These forms of sexual preference are best known through the book A Leg To Stand On by Oliver Sacks , although neither state is explicitly described there.
- Amelotatism : sexual predilection for missing limbs
- Autassinophilia : sexual arousal from the threat of one's own killing or staging it
- Autonepiophilia : sexual preference for diapers and / or appropriate role play
- Feeding : sexual preference for feeding and being overweight
- Symphorophilia : sexual arousal from viewing an accident or catastrophe
- Coprophilia : sexual preference for feces
- Urophilia : sexual preference for urine
- Emetophilia : sexual predilection for vomit
- Pre-arephilia : sexual predilection for the thought of being devoured, devouring, or watching the process
- Volkmar Sigusch: Neosexualities. About the change of love and perversion. Campus Verlag, Frankfurt / New York 2005, ISBN 3-593-37724-1 .
- Volkmar Sigusch: On the benefit of the pervert. In: Süddeutsche Zeitung , April 8, 2008.
- Brigitte Vetter: Perverted, right? Sexual preference disorders. 100 questions, 100 answers. Causes - Symptoms - Treatment. Hans Huber, Bern 2009, ISBN 978-3-456-84672-9 .
- Erwin J. Haeberle: “Paraphilia” - a pre-scientific term. Notes on a current debate . In: Sexology . tape 18 , no. 3–4 , 2011, pp. 185–192 ( Unabridged version from sexarchive.info [accessed on January 21, 2015] Abridged version).
- DSM-IV-TR (text revision) (English)
- DSM-IV-TR and the Paraphilias: An Argument for Removal . (English)
- Raphael M. Bonelli : Pathology of Sexuality . Vienna Conference on Internet Sex Addiction Vienna, April 24, 2010 (lecture; video ).
- What The DSM-5 Means For The Diagnosis And Treatment Of Sexual Issues. Retrieved September 9, 2016 .
- DF Janssen: How to “Ascertain” Paraphilia? To Etymological Hint. In: Archives of Sexual Behavior. 2014. doi: 10.1007 / s10508-013-0251-5
- Hans-Ludwig Kröber, Dieter Dölling, Norbert Leygraf, Henning Sass (ed.): Manual of forensic psychiatry. Volume 2: Psychopathological foundations and practice of forensic psychiatry in criminal law. Springer, 2011, ISBN 978-3-7985-1447-8 , p. 483 from an excerpt from google-books .
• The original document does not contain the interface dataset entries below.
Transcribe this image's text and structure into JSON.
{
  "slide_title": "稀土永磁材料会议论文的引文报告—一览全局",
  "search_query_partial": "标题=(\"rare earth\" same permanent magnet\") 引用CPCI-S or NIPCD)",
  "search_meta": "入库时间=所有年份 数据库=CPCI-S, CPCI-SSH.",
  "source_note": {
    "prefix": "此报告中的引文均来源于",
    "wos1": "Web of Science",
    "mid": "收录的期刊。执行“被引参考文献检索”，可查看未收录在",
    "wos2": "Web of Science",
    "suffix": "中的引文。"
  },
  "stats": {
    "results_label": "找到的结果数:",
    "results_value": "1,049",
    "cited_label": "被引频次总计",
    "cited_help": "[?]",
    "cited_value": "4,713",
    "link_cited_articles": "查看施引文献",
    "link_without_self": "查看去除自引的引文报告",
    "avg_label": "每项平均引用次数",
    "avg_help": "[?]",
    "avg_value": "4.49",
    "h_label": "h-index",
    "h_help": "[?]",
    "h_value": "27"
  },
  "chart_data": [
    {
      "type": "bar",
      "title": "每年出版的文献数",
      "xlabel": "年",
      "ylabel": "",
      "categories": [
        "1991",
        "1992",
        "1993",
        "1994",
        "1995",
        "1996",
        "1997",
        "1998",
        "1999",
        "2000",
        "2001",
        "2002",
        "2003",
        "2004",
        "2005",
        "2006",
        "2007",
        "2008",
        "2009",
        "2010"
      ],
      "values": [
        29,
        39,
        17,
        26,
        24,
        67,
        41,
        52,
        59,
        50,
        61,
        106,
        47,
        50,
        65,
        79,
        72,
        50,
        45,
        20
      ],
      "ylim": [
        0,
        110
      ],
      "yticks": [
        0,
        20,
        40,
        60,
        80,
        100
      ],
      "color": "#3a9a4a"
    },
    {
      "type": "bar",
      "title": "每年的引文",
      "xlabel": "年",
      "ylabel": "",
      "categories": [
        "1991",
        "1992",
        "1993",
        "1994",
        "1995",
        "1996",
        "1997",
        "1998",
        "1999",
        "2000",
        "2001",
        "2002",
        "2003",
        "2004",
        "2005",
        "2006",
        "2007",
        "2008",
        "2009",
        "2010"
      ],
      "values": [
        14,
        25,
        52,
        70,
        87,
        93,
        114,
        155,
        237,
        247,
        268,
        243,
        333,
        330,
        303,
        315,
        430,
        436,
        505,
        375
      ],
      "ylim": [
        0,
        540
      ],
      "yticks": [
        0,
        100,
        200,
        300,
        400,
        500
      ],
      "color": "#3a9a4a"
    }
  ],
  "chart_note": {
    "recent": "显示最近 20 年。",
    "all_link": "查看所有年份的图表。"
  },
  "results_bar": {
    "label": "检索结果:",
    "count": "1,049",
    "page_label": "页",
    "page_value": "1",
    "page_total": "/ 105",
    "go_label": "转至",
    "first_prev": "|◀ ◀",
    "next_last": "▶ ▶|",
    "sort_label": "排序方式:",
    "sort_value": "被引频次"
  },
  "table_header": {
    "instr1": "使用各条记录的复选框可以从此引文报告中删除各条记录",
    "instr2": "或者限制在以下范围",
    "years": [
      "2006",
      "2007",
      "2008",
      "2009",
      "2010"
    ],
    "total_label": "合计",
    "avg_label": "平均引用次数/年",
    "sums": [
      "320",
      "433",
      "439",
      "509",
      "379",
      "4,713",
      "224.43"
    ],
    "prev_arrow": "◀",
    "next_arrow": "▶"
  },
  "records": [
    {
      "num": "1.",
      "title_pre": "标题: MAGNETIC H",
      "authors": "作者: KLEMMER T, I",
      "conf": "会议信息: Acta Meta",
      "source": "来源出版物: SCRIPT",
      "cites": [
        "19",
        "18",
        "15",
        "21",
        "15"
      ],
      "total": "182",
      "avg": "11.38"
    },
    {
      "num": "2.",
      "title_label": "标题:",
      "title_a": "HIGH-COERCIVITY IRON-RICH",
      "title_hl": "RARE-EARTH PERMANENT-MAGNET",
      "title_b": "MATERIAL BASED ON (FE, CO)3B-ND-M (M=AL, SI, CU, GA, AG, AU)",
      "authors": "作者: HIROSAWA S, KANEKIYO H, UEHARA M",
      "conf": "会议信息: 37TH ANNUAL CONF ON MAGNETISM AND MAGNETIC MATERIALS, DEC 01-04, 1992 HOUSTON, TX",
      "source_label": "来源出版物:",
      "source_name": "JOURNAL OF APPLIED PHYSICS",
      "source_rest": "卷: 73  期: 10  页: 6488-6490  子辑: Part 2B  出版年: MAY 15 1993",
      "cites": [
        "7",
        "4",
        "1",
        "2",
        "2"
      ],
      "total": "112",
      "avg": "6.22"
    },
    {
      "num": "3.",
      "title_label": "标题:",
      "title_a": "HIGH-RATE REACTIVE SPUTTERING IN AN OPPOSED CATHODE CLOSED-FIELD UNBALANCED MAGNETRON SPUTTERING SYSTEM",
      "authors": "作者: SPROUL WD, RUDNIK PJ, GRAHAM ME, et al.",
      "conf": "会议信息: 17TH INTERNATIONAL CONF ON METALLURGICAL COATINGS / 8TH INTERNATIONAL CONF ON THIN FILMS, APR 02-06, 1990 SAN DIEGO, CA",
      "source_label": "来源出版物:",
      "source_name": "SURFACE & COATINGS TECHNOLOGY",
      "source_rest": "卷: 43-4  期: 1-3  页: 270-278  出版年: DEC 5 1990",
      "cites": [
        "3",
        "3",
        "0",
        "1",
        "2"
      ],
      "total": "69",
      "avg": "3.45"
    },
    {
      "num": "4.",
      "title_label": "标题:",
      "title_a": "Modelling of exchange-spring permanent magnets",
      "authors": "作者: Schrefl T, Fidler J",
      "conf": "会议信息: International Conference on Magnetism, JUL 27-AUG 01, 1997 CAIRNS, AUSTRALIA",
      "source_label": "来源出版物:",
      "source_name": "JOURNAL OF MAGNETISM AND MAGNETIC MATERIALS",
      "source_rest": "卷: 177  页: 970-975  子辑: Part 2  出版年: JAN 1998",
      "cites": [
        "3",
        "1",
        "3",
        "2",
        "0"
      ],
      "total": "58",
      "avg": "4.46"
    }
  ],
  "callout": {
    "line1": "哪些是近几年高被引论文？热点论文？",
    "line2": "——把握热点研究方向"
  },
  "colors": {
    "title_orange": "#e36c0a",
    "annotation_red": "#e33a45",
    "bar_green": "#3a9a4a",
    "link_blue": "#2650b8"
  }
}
- cf. The criticism of the AK Psychology and Sexual Science of the Federal Association of Sadomasochism , online under content work on the "ICD-10-GM". ( Memento of the original from June 14, 2007 in the Internet Archive ) Info: The archive link was inserted automatically and has not yet been checked. Please check the original and archive link according to the instructions and then remove this notice.